Item Type:Journal Article, refereed, original work
Communities & Collections:06 Faculty of Arts > Institute of Psychology
Dewey Decimal Classification:150 Psychology
Scopus Subject Areas:Social Sciences & Humanities > Business and International Management
Social Sciences & Humanities > General Business, Management and Accounting
Social Sciences & Humanities > Applied Psychology
Social Sciences & Humanities > General Psychology
Uncontrolled Keywords:Applied Psychology, General Business, Management and Accounting, Business and International Management, General Psychology
Language:English
Date:1 December 2021
Deposited On:11 Jan 2021 17:02
Last Modified:24 Apr 2024 01:46
Publisher:Springer
ISSN:0889-3268
OA Status:Hybrid
Publisher DOI:https://doi.org/10.1007/s10869-020-09720-5
  • Content: Published Version
  • Language: English

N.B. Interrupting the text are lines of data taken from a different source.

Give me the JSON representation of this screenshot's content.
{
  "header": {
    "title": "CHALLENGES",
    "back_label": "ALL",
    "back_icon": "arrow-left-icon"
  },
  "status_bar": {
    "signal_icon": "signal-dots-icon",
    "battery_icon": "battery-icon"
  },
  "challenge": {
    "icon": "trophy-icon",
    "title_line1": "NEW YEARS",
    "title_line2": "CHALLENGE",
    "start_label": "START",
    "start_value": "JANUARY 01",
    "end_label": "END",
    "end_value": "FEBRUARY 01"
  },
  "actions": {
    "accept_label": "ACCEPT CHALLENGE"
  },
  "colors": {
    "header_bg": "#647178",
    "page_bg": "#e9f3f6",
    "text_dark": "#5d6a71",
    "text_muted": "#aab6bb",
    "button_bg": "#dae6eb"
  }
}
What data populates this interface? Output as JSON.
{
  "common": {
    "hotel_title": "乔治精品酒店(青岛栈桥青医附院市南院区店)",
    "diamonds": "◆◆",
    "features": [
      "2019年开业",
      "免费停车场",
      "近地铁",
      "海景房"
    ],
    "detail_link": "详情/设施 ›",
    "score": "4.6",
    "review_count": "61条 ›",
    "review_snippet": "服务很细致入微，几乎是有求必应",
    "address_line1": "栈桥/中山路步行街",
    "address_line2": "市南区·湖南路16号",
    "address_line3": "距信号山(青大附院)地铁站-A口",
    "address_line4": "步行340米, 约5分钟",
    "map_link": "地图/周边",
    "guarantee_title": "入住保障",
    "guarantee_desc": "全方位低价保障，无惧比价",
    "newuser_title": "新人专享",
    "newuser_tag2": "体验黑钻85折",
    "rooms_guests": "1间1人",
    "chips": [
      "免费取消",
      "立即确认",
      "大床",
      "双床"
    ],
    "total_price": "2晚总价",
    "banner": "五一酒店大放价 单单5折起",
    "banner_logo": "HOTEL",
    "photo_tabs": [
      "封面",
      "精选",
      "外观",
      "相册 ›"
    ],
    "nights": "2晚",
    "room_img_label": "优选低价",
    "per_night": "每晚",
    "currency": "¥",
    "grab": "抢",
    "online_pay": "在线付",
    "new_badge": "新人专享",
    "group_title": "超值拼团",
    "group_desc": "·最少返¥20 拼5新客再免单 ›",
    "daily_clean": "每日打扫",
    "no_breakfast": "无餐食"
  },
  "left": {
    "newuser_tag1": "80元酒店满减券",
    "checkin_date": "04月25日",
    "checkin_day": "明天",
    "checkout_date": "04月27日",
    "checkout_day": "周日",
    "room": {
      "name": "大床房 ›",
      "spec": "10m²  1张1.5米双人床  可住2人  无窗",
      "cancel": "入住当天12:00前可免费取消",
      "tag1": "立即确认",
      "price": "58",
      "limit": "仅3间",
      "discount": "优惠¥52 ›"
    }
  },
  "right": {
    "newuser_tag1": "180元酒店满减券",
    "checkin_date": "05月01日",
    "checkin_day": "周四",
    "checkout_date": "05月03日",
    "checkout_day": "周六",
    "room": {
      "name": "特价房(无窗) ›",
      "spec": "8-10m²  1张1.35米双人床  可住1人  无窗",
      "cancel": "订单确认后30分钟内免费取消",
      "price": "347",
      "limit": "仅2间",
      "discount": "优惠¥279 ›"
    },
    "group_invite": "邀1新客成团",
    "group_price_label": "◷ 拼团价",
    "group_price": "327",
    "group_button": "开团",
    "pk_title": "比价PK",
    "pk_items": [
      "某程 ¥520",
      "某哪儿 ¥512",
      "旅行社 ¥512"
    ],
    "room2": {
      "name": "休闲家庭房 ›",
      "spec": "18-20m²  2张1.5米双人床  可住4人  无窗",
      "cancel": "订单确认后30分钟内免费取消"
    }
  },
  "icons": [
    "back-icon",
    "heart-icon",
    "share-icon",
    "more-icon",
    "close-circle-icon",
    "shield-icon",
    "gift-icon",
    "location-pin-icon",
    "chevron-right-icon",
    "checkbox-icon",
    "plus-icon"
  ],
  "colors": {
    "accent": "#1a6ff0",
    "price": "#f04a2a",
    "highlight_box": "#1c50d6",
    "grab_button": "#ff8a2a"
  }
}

  • Licence: Creative Commons: Attribution 4.0 International (CC BY 4.0)